Every picture is to be removed, and all the data is to be copied exactly.
━━━
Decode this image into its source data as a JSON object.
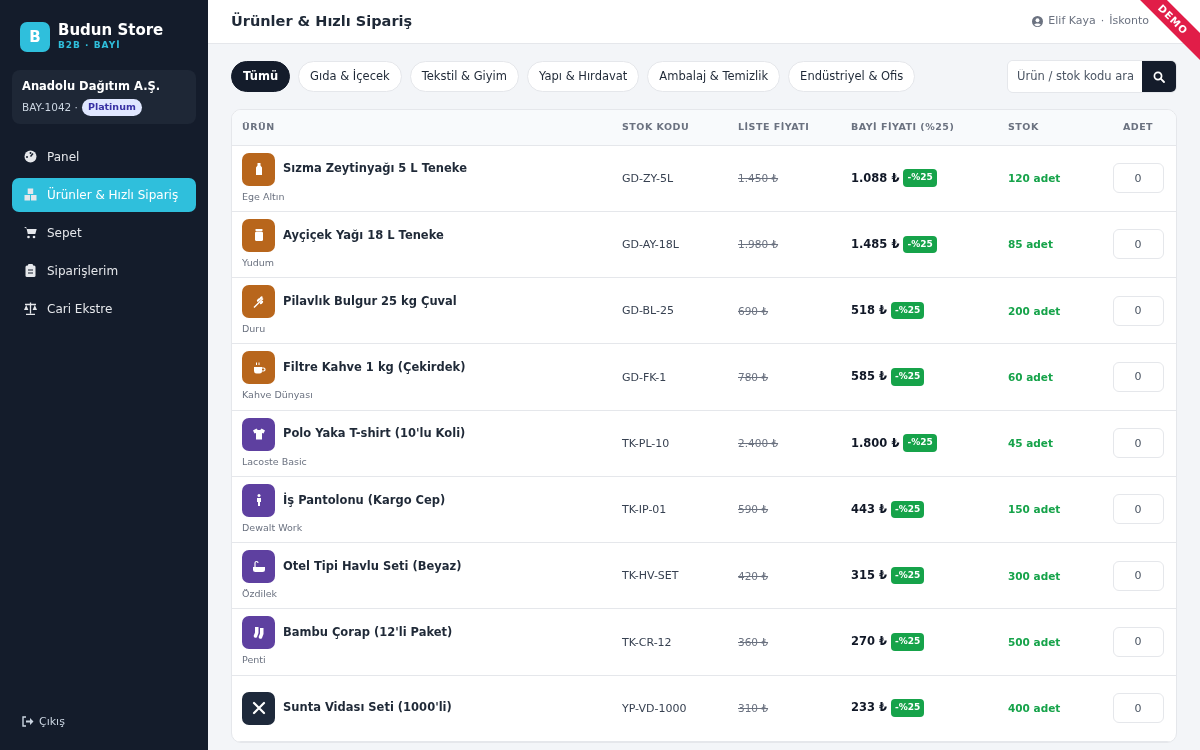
{
  "brand": {
    "logo_letter": "B",
    "name": "Budun Store",
    "subtitle": "B2B · BAYİ"
  },
  "dealer": {
    "name": "Anadolu Dağıtım A.Ş.",
    "code": "BAY-1042 ·",
    "tier": "Platinum"
  },
  "sidebar": {
    "items": [
      {
        "label": "Panel",
        "selected": false
      },
      {
        "label": "Ürünler & Hızlı Sipariş",
        "selected": true
      },
      {
        "label": "Sepet",
        "selected": false
      },
      {
        "label": "Siparişlerim",
        "selected": false
      },
      {
        "label": "Cari Ekstre",
        "selected": false
      }
    ],
    "logout": "Çıkış"
  },
  "header": {
    "title": "Ürünler & Hızlı Sipariş",
    "user": "Elif Kaya",
    "separator": "·",
    "discount": "İskonto",
    "ribbon": "DEMO"
  },
  "categories": [
    {
      "label": "Tümü",
      "selected": true
    },
    {
      "label": "Gıda & İçecek",
      "selected": false
    },
    {
      "label": "Tekstil & Giyim",
      "selected": false
    },
    {
      "label": "Yapı & Hırdavat",
      "selected": false
    },
    {
      "label": "Ambalaj & Temizlik",
      "selected": false
    },
    {
      "label": "Endüstriyel & Ofis",
      "selected": false
    }
  ],
  "search": {
    "placeholder": "Ürün / stok kodu ara"
  },
  "table": {
    "columns": [
      "ÜRÜN",
      "STOK KODU",
      "LİSTE FİYATI",
      "BAYİ FİYATI (%25)",
      "STOK",
      "ADET"
    ],
    "rows": [
      {
        "name": "Sızma Zeytinyağı 5 L Teneke",
        "brand": "Ege Altın",
        "color": "#b8661c",
        "sku": "GD-ZY-5L",
        "list_price": "1.450 ₺",
        "price": "1.088 ₺",
        "discount": "-%25",
        "stock": "120 adet",
        "qty": "0"
      },
      {
        "name": "Ayçiçek Yağı 18 L Teneke",
        "brand": "Yudum",
        "color": "#b8661c",
        "sku": "GD-AY-18L",
        "list_price": "1.980 ₺",
        "price": "1.485 ₺",
        "discount": "-%25",
        "stock": "85 adet",
        "qty": "0"
      },
      {
        "name": "Pilavlık Bulgur 25 kg Çuval",
        "brand": "Duru",
        "color": "#b8661c",
        "sku": "GD-BL-25",
        "list_price": "690 ₺",
        "price": "518 ₺",
        "discount": "-%25",
        "stock": "200 adet",
        "qty": "0"
      },
      {
        "name": "Filtre Kahve 1 kg (Çekirdek)",
        "brand": "Kahve Dünyası",
        "color": "#b8661c",
        "sku": "GD-FK-1",
        "list_price": "780 ₺",
        "price": "585 ₺",
        "discount": "-%25",
        "stock": "60 adet",
        "qty": "0"
      },
      {
        "name": "Polo Yaka T-shirt (10'lu Koli)",
        "brand": "Lacoste Basic",
        "color": "#5e40a0",
        "sku": "TK-PL-10",
        "list_price": "2.400 ₺",
        "price": "1.800 ₺",
        "discount": "-%25",
        "stock": "45 adet",
        "qty": "0"
      },
      {
        "name": "İş Pantolonu (Kargo Cep)",
        "brand": "Dewalt Work",
        "color": "#5e40a0",
        "sku": "TK-IP-01",
        "list_price": "590 ₺",
        "price": "443 ₺",
        "discount": "-%25",
        "stock": "150 adet",
        "qty": "0"
      },
      {
        "name": "Otel Tipi Havlu Seti (Beyaz)",
        "brand": "Özdilek",
        "color": "#5e40a0",
        "sku": "TK-HV-SET",
        "list_price": "420 ₺",
        "price": "315 ₺",
        "discount": "-%25",
        "stock": "300 adet",
        "qty": "0"
      },
      {
        "name": "Bambu Çorap (12'li Paket)",
        "brand": "Penti",
        "color": "#5e40a0",
        "sku": "TK-CR-12",
        "list_price": "360 ₺",
        "price": "270 ₺",
        "discount": "-%25",
        "stock": "500 adet",
        "qty": "0"
      },
      {
        "name": "Sunta Vidası Seti (1000'li)",
        "color": "#1e293b",
        "sku": "YP-VD-1000",
        "list_price": "310 ₺",
        "price": "233 ₺",
        "discount": "-%25",
        "stock": "400 adet",
        "qty": "0"
      }
    ]
  }
}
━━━
• **Finished exercise**:
Decode this image into its source data as a JSON object.
{
  "brand": {
    "logo_letter": "B",
    "name": "Budun Store",
    "subtitle": "B2B · BAYİ"
  },
  "dealer": {
    "name": "Anadolu Dağıtım A.Ş.",
    "code": "BAY-1042 ·",
    "tier": "Platinum"
  },
  "sidebar": {
    "items": [
      {
        "label": "Panel",
        "selected": false
      },
      {
        "label": "Ürünler & Hızlı Sipariş",
        "selected": true
      },
      {
        "label": "Sepet",
        "selected": false
      },
      {
        "label": "Siparişlerim",
        "selected": false
      },
      {
        "label": "Cari Ekstre",
        "selected": false
      }
    ],
    "logout": "Çıkış"
  },
  "header": {
    "title": "Ürünler & Hızlı Sipariş",
    "user": "Elif Kaya",
    "separator": "·",
    "discount": "İskonto",
    "ribbon": "DEMO"
  },
  "categories": [
    {
      "label": "Tümü",
      "selected": true
    },
    {
      "label": "Gıda & İçecek",
      "selected": false
    },
    {
      "label": "Tekstil & Giyim",
      "selected": false
    },
    {
      "label": "Yapı & Hırdavat",
      "selected": false
    },
    {
      "label": "Ambalaj & Temizlik",
      "selected": false
    },
    {
      "label": "Endüstriyel & Ofis",
      "selected": false
    }
  ],
  "search": {
    "placeholder": "Ürün / stok kodu ara"
  },
  "table": {
    "columns": [
      "ÜRÜN",
      "STOK KODU",
      "LİSTE FİYATI",
      "BAYİ FİYATI (%25)",
      "STOK",
      "ADET"
    ],
    "rows": [
      {
        "name": "Sızma Zeytinyağı 5 L Teneke",
        "brand": "Ege Altın",
        "color": "#b8661c",
        "sku": "GD-ZY-5L",
        "list_price": "1.450 ₺",
        "price": "1.088 ₺",
        "discount": "-%25",
        "stock": "120 adet",
        "qty": "0"
      },
      {
        "name": "Ayçiçek Yağı 18 L Teneke",
        "brand": "Yudum",
        "color": "#b8661c",
        "sku": "GD-AY-18L",
        "list_price": "1.980 ₺",
        "price": "1.485 ₺",
        "discount": "-%25",
        "stock": "85 adet",
        "qty": "0"
      },
      {
        "name": "Pilavlık Bulgur 25 kg Çuval",
        "brand": "Duru",
        "color": "#b8661c",
        "sku": "GD-BL-25",
        "list_price": "690 ₺",
        "price": "518 ₺",
        "discount": "-%25",
        "stock": "200 adet",
        "qty": "0"
      },
      {
        "name": "Filtre Kahve 1 kg (Çekirdek)",
        "brand": "Kahve Dünyası",
        "color": "#b8661c",
        "sku": "GD-FK-1",
        "list_price": "780 ₺",
        "price": "585 ₺",
        "discount": "-%25",
        "stock": "60 adet",
        "qty": "0"
      },
      {
        "name": "Polo Yaka T-shirt (10'lu Koli)",
        "brand": "Lacoste Basic",
        "color": "#5e40a0",
        "sku": "TK-PL-10",
        "list_price": "2.400 ₺",
        "price": "1.800 ₺",
        "discount": "-%25",
        "stock": "45 adet",
        "qty": "0"
      },
      {
        "name": "İş Pantolonu (Kargo Cep)",
        "brand": "Dewalt Work",
        "color": "#5e40a0",
        "sku": "TK-IP-01",
        "list_price": "590 ₺",
        "price": "443 ₺",
        "discount": "-%25",
        "stock": "150 adet",
        "qty": "0"
      },
      {
        "name": "Otel Tipi Havlu Seti (Beyaz)",
        "brand": "Özdilek",
        "color": "#5e40a0",
        "sku": "TK-HV-SET",
        "list_price": "420 ₺",
        "price": "315 ₺",
        "discount": "-%25",
        "stock": "300 adet",
        "qty": "0"
      },
      {
        "name": "Bambu Çorap (12'li Paket)",
        "brand": "Penti",
        "color": "#5e40a0",
        "sku": "TK-CR-12",
        "list_price": "360 ₺",
        "price": "270 ₺",
        "discount": "-%25",
        "stock": "500 adet",
        "qty": "0"
      },
      {
        "name": "Sunta Vidası Seti (1000'li)",
        "color": "#1e293b",
        "sku": "YP-VD-1000",
        "list_price": "310 ₺",
        "price": "233 ₺",
        "discount": "-%25",
        "stock": "400 adet",
        "qty": "0"
      }
    ]
  }
}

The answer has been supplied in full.